The Wartburg castle is on the UNESCO World Heritage list.
Entrance fee: 8 Euro
Permission to take pictures inside: 1 Euro
Wartburg is the castle high above Eisenach, a place of german history and the place where Martin Luther was taken "into prison" or rather taken under the protection of the local hosts. You can walk freely and without any restrictions during the day around the Wartburg, step up the tower in the back of the castle, see the different courts and lovely buildings there, go to the hotel and restaurants and you can even take a look through the window into the "Ritterbad", all of that is free of charge and it will keep you busy for 1-2 hours maybe, when you are also searching for the best spots to take photographs.
The Wartburg Castle is located on a 1230-foot cliff overlooking Eisenach, a city formerly behind the Iron Curtain in East Germany. It was founded by Duke Ludwig of Thuringia in 1067 AD and is one of the best preserved Romansque castles in Germany. Wartburg Castle blends superbly into the forest of Thuringia and in many ways 'the ideal castle'. Although it has retained some original sections from the feudal period, the form it acquired during the 19th-century reconstitution gives a good idea of what this fortress might have been at the height of its military power. It was during his exile during the Reformation at Wartburg Castle that Martin Luther translated the New Testament into German. Wartburg Castle is a UNESCO World Heritage site.
The Wartburg is a large castle on a hill overlooking the city of Eisenach.
In 1521-1522 Martin Luther lived here and translated the New Testament from the original Greek text into German.

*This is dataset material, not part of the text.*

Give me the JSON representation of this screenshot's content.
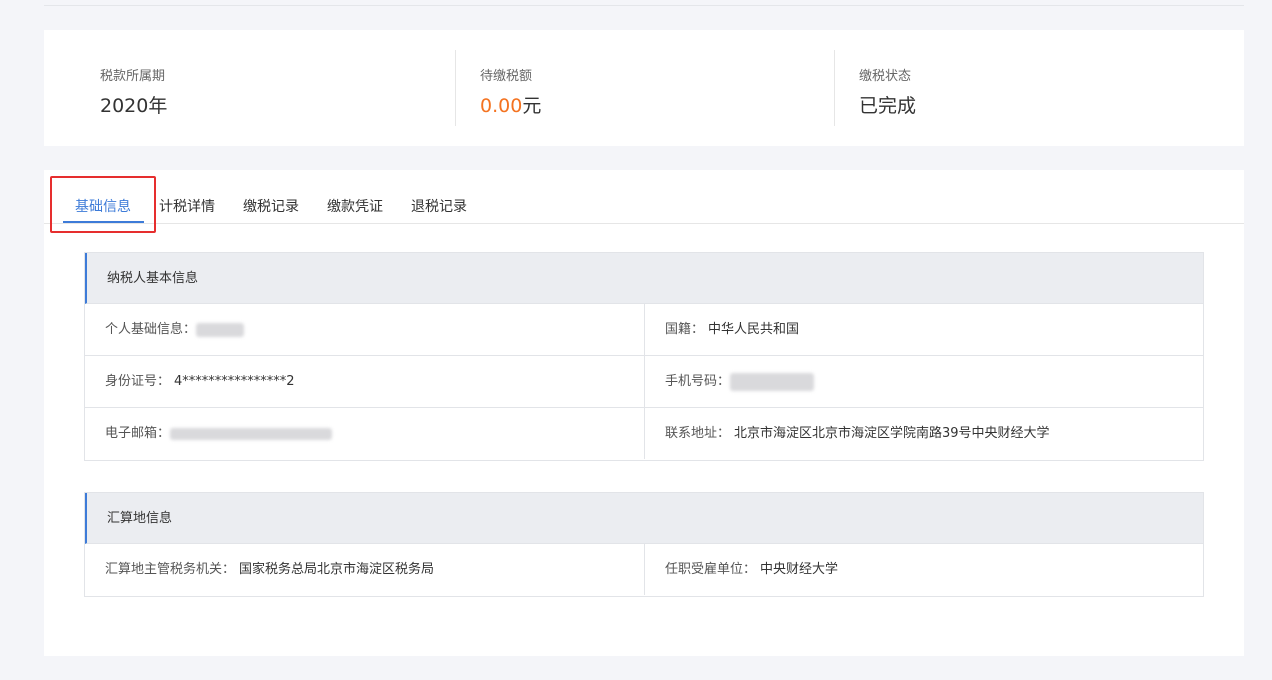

Richard Wagner's opera Tannhäuser takes place here in the castle, which is why the opera is performed here in concert from time to time, on location so to speak. The theaters of Eisenach and Meiningen join forces to put on these performances, which tend to be sold out well in advance.
(Although I have been to Eisenach three times now, I have still never managed to get up to the Wartburg, because I have always been here on business trips with limited free time. But it's definitely on my list for next time!)
Passionate and poetic, captured in hundreds and thousand of pictures and words - this is the Wartburg Castle, high above the Thuringia Forest, here above the town of Eisenach. This castle is the everlasting image of knights in shining armour, troubadors, and crusaders, and is the Mecca for the Protestant Church.
In the middle of the 19th century the Grand Duke of Saxony-Weimar-Eisenach and the architect Hugo von Ritgen decided to raise the "most German castle of all castles" out of the ruins of rubble it lay in. Shortly after 500 German Student Cadets (Burschen) swore an oath to battle for the political unification of the Nation of Germany here, they started searching through the ruins from the middle ages for a new German identity.
40 years of restauration work - stopped intermittedly due to the lack of funds, political strife or strikes - with the unerring goal to make "the restoration of the Wartburg Castle one of the most wonderful epics in the self identification of the Nation of Germany.", with wonderous expectations that the restoration would be "sweeter than any battle victory".
The shear number of visitors that have visited this place, even during the period of the two Germanys, is probably the vindication that this dream has been realised. The visitors just aren't from Germany, but from the whole world who follow the footsteps of the father of Protestant religion, Martin Luther, and decade long guest and prisoner of the Wartburg Castle, and the pilgrims who do homage to St. Elizabeth, who also lived here. Whatever symbol a visitor expects to find here, he will not be disappointed, because the Wartburg Castle is not only a landmark to Germany, it is essentially the history of Germany in a nutshell.
If you would like to visit this castle, which is a real castle (as opposed to Neuschwanstein), it's open to visitors from 9 a.m. to 5 p.m. Admission costs 6 € per person.